WHAT TO DO ▸ Count every line of the data that includes "title". State only the number.

Web page and app entries:

'''

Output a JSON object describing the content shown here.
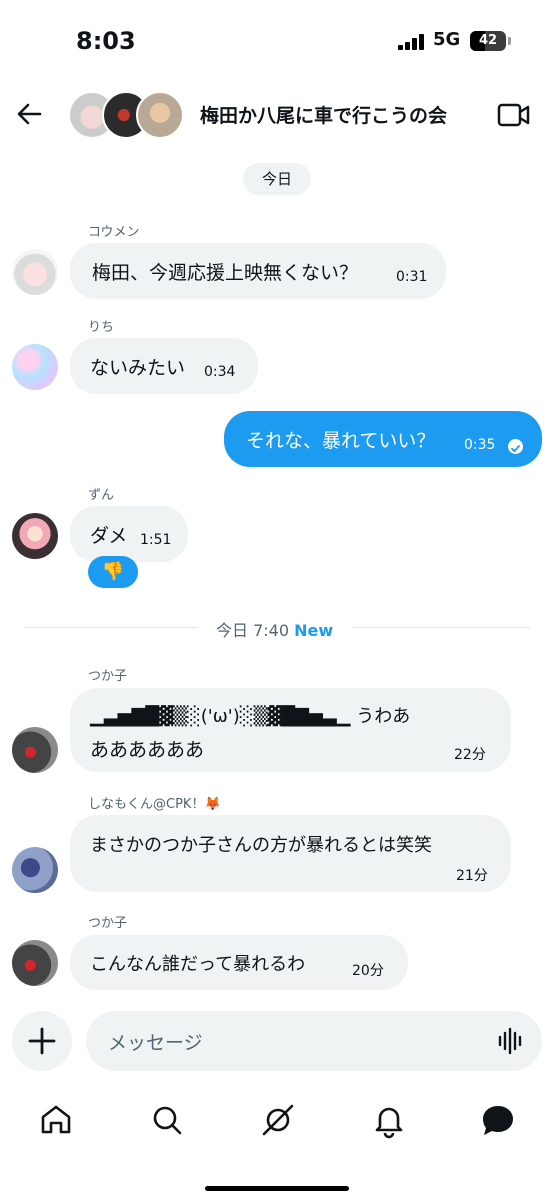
{
  "status_bar": {
    "time": "8:03",
    "network": "5G",
    "battery": "42",
    "battery_level": 0.42
  },
  "header": {
    "group_name": "梅田か八尾に車で行こうの会"
  },
  "date_today": "今日",
  "divider": {
    "label": "今日 7:40",
    "new_label": "New"
  },
  "messages": [
    {
      "sender": "コウメン",
      "text": "梅田、今週応援上映無くない？",
      "time": "0:31"
    },
    {
      "sender": "りち",
      "text": "ないみたい",
      "time": "0:34"
    },
    {
      "sender": "",
      "text": "それな、暴れていい？",
      "time": "0:35"
    },
    {
      "sender": "ずん",
      "text": "ダメ",
      "time": "1:51",
      "reaction": "👎"
    },
    {
      "sender": "つか子",
      "line1": "▁▃▅▇█▓▒░('ω')░▒▓█▇▅▃▁ うわあ",
      "line2": "ああああああ",
      "time": "22分"
    },
    {
      "sender": "しなもくん@CPK！🦊",
      "text": "まさかのつか子さんの方が暴れるとは笑笑",
      "time": "21分"
    },
    {
      "sender": "つか子",
      "text": "こんなん誰だって暴れるわ",
      "time": "20分"
    }
  ],
  "composer": {
    "placeholder": "メッセージ"
  },
  "colors": {
    "accent": "#1d9bf0",
    "bubble": "#eff3f4",
    "secondary_text": "#536471"
  },
  "icons": [
    "back-arrow-icon",
    "video-camera-icon",
    "plus-icon",
    "voice-wave-icon",
    "home-icon",
    "search-icon",
    "grok-icon",
    "bell-icon",
    "messages-icon"
  ]
}
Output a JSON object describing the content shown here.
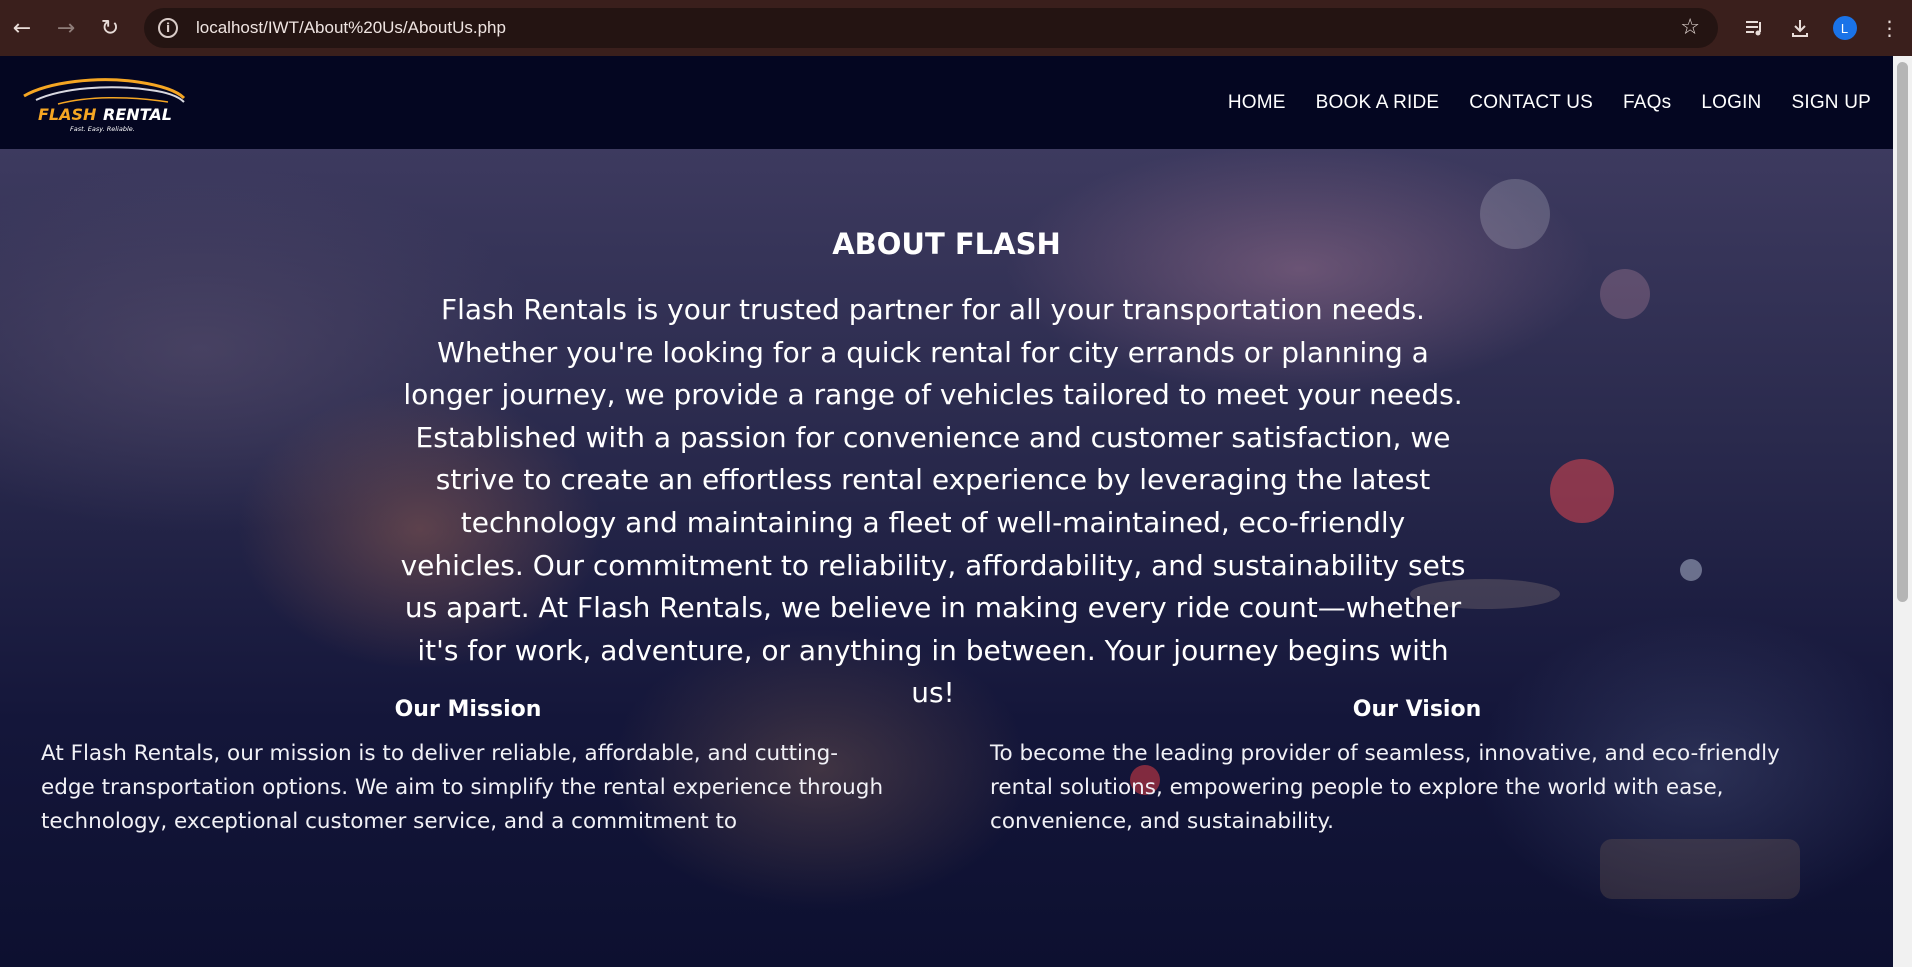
{
  "browser": {
    "url": "localhost/IWT/About%20Us/AboutUs.php",
    "profile_initial": "L",
    "icons": [
      "back-icon",
      "forward-icon",
      "reload-icon",
      "info-icon",
      "star-icon",
      "media-icon",
      "download-icon",
      "menu-icon"
    ]
  },
  "site": {
    "logo": {
      "name": "FLASH RENTAL",
      "tagline": "Fast. Easy. Reliable."
    },
    "nav": [
      "HOME",
      "BOOK A RIDE",
      "CONTACT US",
      "FAQs",
      "LOGIN",
      "SIGN UP"
    ]
  },
  "about": {
    "title": "ABOUT FLASH",
    "text": "Flash Rentals is your trusted partner for all your transportation needs. Whether you're looking for a quick rental for city errands or planning a longer journey, we provide a range of vehicles tailored to meet your needs. Established with a passion for convenience and customer satisfaction, we strive to create an effortless rental experience by leveraging the latest technology and maintaining a fleet of well-maintained, eco-friendly vehicles. Our commitment to reliability, affordability, and sustainability sets us apart. At Flash Rentals, we believe in making every ride count—whether it's for work, adventure, or anything in between. Your journey begins with us!"
  },
  "mission": {
    "title": "Our Mission",
    "text": "At Flash Rentals, our mission is to deliver reliable, affordable, and cutting-edge transportation options. We aim to simplify the rental experience through technology, exceptional customer service, and a commitment to"
  },
  "vision": {
    "title": "Our Vision",
    "text": "To become the leading provider of seamless, innovative, and eco-friendly rental solutions, empowering people to explore the world with ease, convenience, and sustainability."
  },
  "colors": {
    "chrome": "#3a1f1c",
    "nav_bg": "#040621",
    "logo_accent": "#f5a623"
  }
}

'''

SOLUTION ▸ 3